Barbershop: The Next Cut
6 months ago via Rotten Tomatoes

Cube is getting the bigger cut and he never takes it for granted, just like the world he revolves around, the chemistry is off the hook.

Barbershop: The Next Cut

Lee knows it is the White House party of the parties. Everybody would want to be in it and everyone would want to have a big chunk of that cake. And offering them enough space to come in and present their show as they feel, the director, Malcolm D. Lee is rearranging the shuffled acts into one big discussion. Yes. Discussion is what the film feels like. And to be honest, it is a fair discussion, swooping in every opinion and perspective and idea and even a politically wrong comment. This is how honest, they are, they mock so arrogantly and accepts the insults and repercussions bravely.

In fact, the very first act is it. Ticking for almost the first half, the discussions are the best part of the film, it starts off from fighting over the equality, they find themselves tangled in a long chain, ping pong-ing back and forth, spewing and biting each other trying to prove their superiority sarcastically. The referential comedy is turned to 11. To someone who doesn't come from that background, would get definitely difficult to grab the momentum of the humor.

Another major improvement is scoffing off the limitations that their previous installments had, correcting themselves politically and going toe-to-toe with the generations, the pace has improved and sensitive content juiced up. Ice Cube is still the sober worker in this shop and Cedric still the most drunk one, no new character coming in with their fresh humorous vocab could beat Cedric's comic timing, he has been in their chair for more than a decade ago and that throne is well earned. Barbershop: The Next Cut may feel like the cut that you have been getting over the years, it's just that they have used the wave of the current media into account that will make you feel like you are new, once again.

Barbershop 2: Back in Business
6 months ago via Rotten Tomatoes

Cube and Cedric are going hand in hand winning over each hurdle, they keep the legacy alive, while business comes in handy.

Barbershop 2: Back In Business

Kevin Rodney Sullivan, the director, has equally long film to run through. Jumping in the life of these familiar characters who have managed to exceed well enough in terms of capabilities both personally and professionally and yet as the film ages on screen, they have managed to stay the same. This is how excellent their command over the character is, they flaunt at their best and even at their worst. Not accepting to back down, should have been fabricated as their example of prowess but this is a rough town, and things go down pretty bad, pretty soon.

And yet they never learn, something that never covers the arc completely on their character which by now, I guess is a scheme to keep coming back as an excuse and well, make money; I mean, it is a Ice Cube production. Queen Latifah, the mixture of rivalry and friendly equation with our folks never could own the trash talk she is offered, the overdoing of that every bit of linguistic slices down the earned respect. But fortunately, these additional appearances are for brief moments, what stays with you is who has stayed with us up till now.

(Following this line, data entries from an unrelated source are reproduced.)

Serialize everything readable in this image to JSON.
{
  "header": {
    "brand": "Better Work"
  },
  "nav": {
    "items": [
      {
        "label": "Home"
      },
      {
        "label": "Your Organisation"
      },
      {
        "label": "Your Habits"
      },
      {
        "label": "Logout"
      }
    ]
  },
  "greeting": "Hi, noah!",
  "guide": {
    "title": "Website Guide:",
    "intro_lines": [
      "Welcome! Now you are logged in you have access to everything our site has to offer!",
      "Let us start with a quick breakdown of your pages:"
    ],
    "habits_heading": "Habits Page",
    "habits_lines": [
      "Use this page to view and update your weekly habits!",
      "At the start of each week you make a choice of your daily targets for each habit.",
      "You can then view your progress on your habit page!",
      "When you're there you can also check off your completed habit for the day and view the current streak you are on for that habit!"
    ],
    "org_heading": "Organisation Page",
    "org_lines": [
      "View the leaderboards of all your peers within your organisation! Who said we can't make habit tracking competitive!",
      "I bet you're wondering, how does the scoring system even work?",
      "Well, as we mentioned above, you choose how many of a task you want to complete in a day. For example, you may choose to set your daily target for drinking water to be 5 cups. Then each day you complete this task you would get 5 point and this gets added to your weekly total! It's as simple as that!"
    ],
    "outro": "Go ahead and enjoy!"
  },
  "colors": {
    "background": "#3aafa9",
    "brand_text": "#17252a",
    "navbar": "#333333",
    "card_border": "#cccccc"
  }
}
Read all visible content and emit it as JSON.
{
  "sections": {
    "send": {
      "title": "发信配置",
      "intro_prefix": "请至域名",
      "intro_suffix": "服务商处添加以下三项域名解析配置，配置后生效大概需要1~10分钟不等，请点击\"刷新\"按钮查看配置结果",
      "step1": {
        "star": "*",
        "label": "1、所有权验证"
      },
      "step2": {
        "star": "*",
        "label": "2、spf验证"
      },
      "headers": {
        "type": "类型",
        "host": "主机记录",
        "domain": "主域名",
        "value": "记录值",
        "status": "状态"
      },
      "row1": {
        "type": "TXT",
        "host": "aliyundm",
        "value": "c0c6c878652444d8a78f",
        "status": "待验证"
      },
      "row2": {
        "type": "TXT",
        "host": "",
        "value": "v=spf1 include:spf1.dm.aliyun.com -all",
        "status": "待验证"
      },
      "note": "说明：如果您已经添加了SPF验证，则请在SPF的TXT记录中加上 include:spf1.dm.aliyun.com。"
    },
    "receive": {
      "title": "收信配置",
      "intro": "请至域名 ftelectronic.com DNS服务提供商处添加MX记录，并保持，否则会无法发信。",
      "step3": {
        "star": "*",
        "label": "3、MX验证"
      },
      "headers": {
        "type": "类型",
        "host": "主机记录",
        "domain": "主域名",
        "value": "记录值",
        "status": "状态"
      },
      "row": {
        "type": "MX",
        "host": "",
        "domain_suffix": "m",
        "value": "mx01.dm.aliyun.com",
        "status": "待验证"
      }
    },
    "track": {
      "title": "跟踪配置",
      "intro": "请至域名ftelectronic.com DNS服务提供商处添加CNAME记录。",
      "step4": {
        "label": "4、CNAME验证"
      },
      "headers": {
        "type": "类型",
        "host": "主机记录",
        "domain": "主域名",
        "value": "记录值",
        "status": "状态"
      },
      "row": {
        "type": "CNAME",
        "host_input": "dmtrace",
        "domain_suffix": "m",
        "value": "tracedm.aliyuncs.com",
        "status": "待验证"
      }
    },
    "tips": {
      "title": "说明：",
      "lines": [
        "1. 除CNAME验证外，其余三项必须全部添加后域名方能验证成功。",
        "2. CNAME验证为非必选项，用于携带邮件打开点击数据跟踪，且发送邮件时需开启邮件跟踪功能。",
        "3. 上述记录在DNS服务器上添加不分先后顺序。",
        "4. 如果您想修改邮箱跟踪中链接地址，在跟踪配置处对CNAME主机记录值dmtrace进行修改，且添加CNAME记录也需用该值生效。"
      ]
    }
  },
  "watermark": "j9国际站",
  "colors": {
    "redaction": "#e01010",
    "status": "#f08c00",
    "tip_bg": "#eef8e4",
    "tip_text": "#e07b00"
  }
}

It is much more engaging to see an empty room crowded by the range that these revisiting characters needs for nothing but their sassiness. Ice Cube, this time, a bit mature, seeks for guidance to his father-alike figure Cedric who with his own long lost love story, clears all the fuss expressively. This is what I have loved about the series, if it is light footed, it stays by it all the way, even a crisis a big as such could be eradicated through easy mellow methods where the build up matters and not the impact, and that is how they are getting Back In Business.